Patricia Krenwinkel, one of Charles Manson’s girls, was interviewed for the first time in more than 20 years to talk about the crimes she committed 45 years ago. Krenwinkel, or “Katie,” as she was known in the Manson cult, sat in front of the camera for Olivia Klaus, a reporter for the New York Times, to discuss her past and life at the California Institution for Women.
Klaus first met Krenwinkel in 2001 at the California Institution for Women when she became a volunteer for an inmate support group. A woman named “Krenny” put Klaus at ease by welcoming her to the support group. Klaus recalled, “She seemed quiet and insecure — yet also exuded an inner strength.”

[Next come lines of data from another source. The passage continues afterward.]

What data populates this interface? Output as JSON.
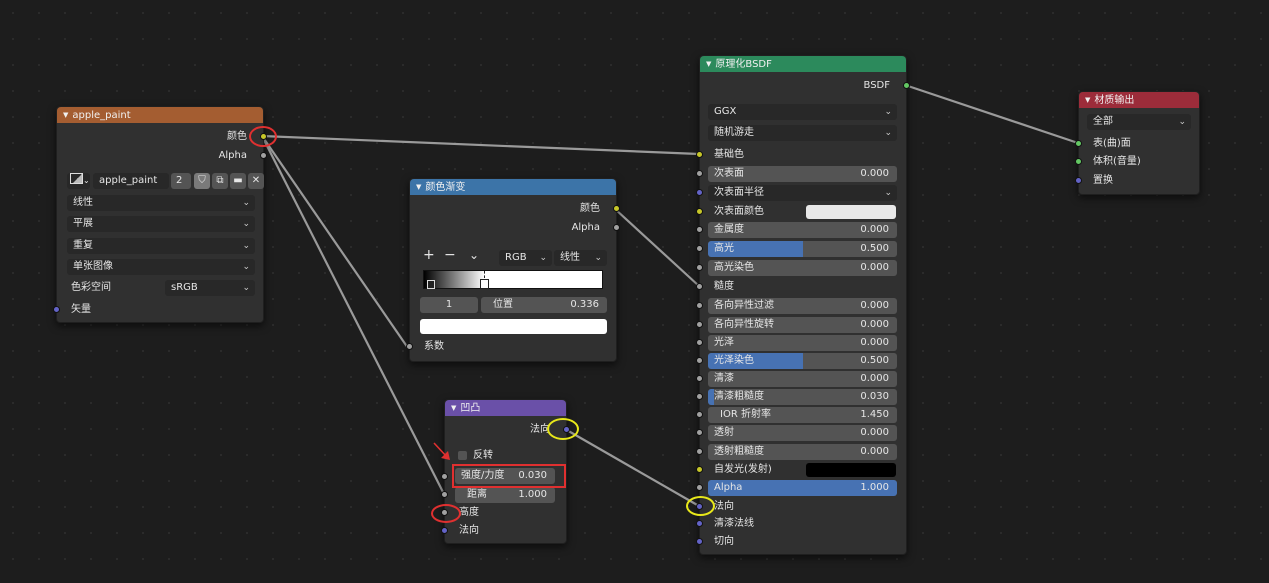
{
  "image_node": {
    "title": "apple_paint",
    "outputs": {
      "color": "颜色",
      "alpha": "Alpha"
    },
    "image_name": "apple_paint",
    "users": "2",
    "interpolation": "线性",
    "projection": "平展",
    "extension": "重复",
    "source": "单张图像",
    "colorspace_label": "色彩空间",
    "colorspace_value": "sRGB",
    "input_vector": "矢量",
    "header_color": "#a45d31"
  },
  "ramp_node": {
    "title": "颜色渐变",
    "outputs": {
      "color": "颜色",
      "alpha": "Alpha"
    },
    "add": "+",
    "remove": "−",
    "more": "⌄",
    "color_mode": "RGB",
    "interpolation": "线性",
    "stop_index": "1",
    "position_label": "位置",
    "position_value": "0.336",
    "input_fac": "系数",
    "header_color": "#3c74a8"
  },
  "bump_node": {
    "title": "凹凸",
    "output_normal": "法向",
    "invert": "反转",
    "strength_label": "强度/力度",
    "strength_value": "0.030",
    "distance_label": "距离",
    "distance_value": "1.000",
    "input_height": "高度",
    "input_normal": "法向",
    "header_color": "#6a50a8"
  },
  "bsdf_node": {
    "title": "原理化BSDF",
    "output": "BSDF",
    "distribution": "GGX",
    "subsurface_method": "随机游走",
    "base_color": "基础色",
    "subsurface": {
      "label": "次表面",
      "value": "0.000"
    },
    "subsurface_radius": "次表面半径",
    "subsurface_color": "次表面颜色",
    "metallic": {
      "label": "金属度",
      "value": "0.000"
    },
    "specular": {
      "label": "高光",
      "value": "0.500"
    },
    "specular_tint": {
      "label": "高光染色",
      "value": "0.000"
    },
    "roughness": "糙度",
    "anisotropic": {
      "label": "各向异性过滤",
      "value": "0.000"
    },
    "anisotropic_rotation": {
      "label": "各向异性旋转",
      "value": "0.000"
    },
    "sheen": {
      "label": "光泽",
      "value": "0.000"
    },
    "sheen_tint": {
      "label": "光泽染色",
      "value": "0.500"
    },
    "clearcoat": {
      "label": "清漆",
      "value": "0.000"
    },
    "clearcoat_roughness": {
      "label": "清漆粗糙度",
      "value": "0.030"
    },
    "ior": {
      "label": "IOR 折射率",
      "value": "1.450"
    },
    "transmission": {
      "label": "透射",
      "value": "0.000"
    },
    "transmission_roughness": {
      "label": "透射粗糙度",
      "value": "0.000"
    },
    "emission": "自发光(发射)",
    "alpha": {
      "label": "Alpha",
      "value": "1.000"
    },
    "normal": "法向",
    "clearcoat_normal": "清漆法线",
    "tangent": "切向",
    "header_color": "#2c8a5c"
  },
  "output_node": {
    "title": "材质输出",
    "target": "全部",
    "surface": "表(曲)面",
    "volume": "体积(音量)",
    "displacement": "置换",
    "header_color": "#9c2c3a"
  },
  "colors": {
    "socket_color": "#c7c729",
    "socket_float": "#a1a1a1",
    "socket_vector": "#6363c7",
    "socket_shader": "#63c763",
    "slider_fill": "#4772b3",
    "annotation_red": "#e03030",
    "annotation_yellow": "#e8e81a"
  }
}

It wasn’t until several years later that Klaus learned “Krenny” was Patricia Krenwinkel, one of the infamous Charles Manson followers who was convicted of seven murders. In 1969, Krenwinkel stabbed Abigail Folger, Rosemary LaBianca, and wrote “DEATH TO PIGS” on a wall on the LaBiancas’ house. She wrote “HeLter SkeLTer” on the couple’s refrigerator.
During her murder trial, Krenwinkel drew Satanic images and added to the spectacle by shaving her head and carving an X into her forehead. She was convicted and faced the death penalty, but her sentence was automatically commuted to life in prison after a California Supreme Court decision invalidated all death sentences imposed in the state before 1972.

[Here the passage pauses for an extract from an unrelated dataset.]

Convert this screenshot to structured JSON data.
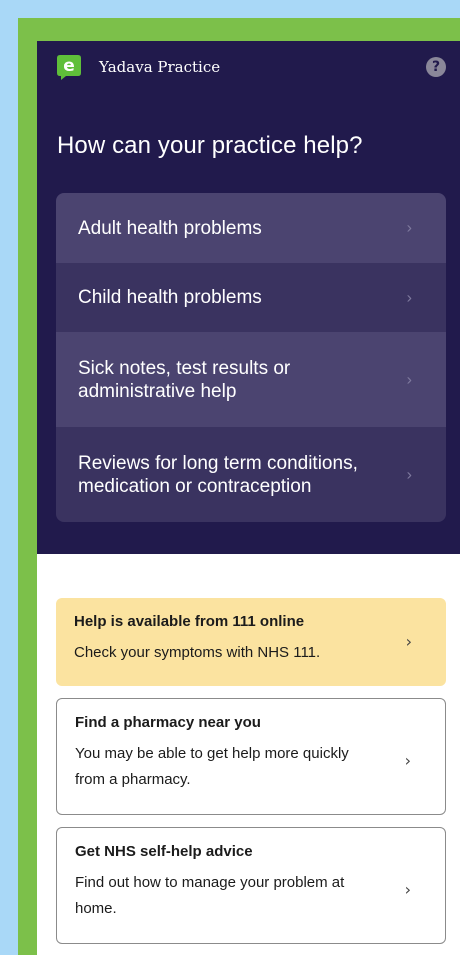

Patricia Krenwinkel’s interview was turned into a documentary called My Life After Manson and played earlier at the Tribeca Film Festival.
While some would rightly argue that Krenwinkel deserves to die in jail for her crimes in 1969, Gawker notes that “she is also an old woman who continues to pay the price of really stupid decisions she made when she was a kid, several persons ago.”
Krenwinkel’s own assessment of her situation is incredibly insightful. In the interview, the former Manson follower states:
“That is how I looked at my life: It is broken beyond repair. But there is something that comes with that little bit that says every day, ‘OK, I did that.’ But why did I do that? And it’s pulling apart this enmeshed garbage, pulling apart who am I, who is he, where am I in this? And then recreating the person, and there is a freedom in that to finally recreate that today I am who I choose to be.”
Patricia Krenwinkel added in her interview that she takes “responsibility everyday for every word I say, what I believe, what I do. I am who I am today because I have fought desperately for everything that I am.” The former Manson girl is eligible for parole in 2018.
[Image: The Blot]